- Find a medium-sized cardboard box
- Line it with newspaper
- Fill it with soft, old towels and blankets
- Place this nesting box in a quiet corner of your home
One of the things many of us love about cats is their independent spirit. They’re choosy and tend to do as they please rather than what you would like them to do.
It’s not unusual for a cat to reject a nesting box and decide to give birth in a laundry basket instead, for example. They will do what works for them.
A New Litter Is on the Way!
If you observe your cat going into “nesting mode,” you should take them to see the vet for a last prenatal visit.

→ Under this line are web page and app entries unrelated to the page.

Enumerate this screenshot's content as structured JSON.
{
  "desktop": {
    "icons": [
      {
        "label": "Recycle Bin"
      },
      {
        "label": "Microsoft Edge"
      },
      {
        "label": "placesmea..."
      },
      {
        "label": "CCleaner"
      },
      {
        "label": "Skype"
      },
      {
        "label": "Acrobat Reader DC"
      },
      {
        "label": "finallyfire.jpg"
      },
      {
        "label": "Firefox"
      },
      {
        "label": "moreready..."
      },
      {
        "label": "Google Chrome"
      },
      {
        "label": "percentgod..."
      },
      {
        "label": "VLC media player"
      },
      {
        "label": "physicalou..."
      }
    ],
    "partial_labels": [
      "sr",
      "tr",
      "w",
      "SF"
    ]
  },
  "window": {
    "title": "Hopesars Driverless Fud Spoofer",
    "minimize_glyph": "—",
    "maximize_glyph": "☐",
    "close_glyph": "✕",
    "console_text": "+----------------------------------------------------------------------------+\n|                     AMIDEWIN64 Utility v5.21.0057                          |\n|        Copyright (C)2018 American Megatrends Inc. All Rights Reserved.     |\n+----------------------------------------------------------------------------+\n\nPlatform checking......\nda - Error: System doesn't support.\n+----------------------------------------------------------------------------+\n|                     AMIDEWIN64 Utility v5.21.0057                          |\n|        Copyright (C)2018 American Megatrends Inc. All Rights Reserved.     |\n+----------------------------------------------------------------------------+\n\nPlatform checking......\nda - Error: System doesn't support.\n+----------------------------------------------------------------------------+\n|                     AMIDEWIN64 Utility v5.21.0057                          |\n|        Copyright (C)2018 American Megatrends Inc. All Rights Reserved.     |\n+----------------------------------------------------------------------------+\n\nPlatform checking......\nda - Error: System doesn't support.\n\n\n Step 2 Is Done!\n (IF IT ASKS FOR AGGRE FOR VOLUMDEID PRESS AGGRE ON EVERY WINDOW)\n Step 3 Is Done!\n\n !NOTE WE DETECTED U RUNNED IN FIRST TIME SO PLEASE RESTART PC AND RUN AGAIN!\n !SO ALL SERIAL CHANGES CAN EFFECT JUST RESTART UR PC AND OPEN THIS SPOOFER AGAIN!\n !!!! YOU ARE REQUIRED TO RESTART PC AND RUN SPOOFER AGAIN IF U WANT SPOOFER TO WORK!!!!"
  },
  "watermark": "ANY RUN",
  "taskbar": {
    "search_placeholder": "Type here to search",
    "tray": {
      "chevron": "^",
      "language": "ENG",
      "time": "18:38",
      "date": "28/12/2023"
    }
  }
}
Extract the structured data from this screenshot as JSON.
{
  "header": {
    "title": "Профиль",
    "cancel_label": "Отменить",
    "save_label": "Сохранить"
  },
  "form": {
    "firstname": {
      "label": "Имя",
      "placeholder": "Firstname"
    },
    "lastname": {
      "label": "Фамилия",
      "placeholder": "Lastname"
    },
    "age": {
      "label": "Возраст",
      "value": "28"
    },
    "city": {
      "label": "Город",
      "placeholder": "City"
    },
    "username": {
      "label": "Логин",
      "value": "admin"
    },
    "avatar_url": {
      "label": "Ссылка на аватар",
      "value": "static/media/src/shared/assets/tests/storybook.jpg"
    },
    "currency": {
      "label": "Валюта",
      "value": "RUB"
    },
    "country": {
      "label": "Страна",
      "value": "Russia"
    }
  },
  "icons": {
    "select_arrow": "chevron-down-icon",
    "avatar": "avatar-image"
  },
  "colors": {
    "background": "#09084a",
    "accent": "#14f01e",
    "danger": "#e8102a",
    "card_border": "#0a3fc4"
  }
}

Your vet will advise you on how to prepare for the birth and how to check that your cat and her kittens are healthy. They’ll also let you know what to do in an emergency. Two clues that the kittens are on their way are:
- Your cat will typically stop eating 24 hours before the birth
- Your cat’s temperature will drop to below 100 degrees Fahrenheit
If you’d like more reassurance about your cat’s pregnancy, contact us now for immediate online access to a fully qualified vet. We are also able to offer straightforward, hassle-free, pet insurance for your cat and her kittens.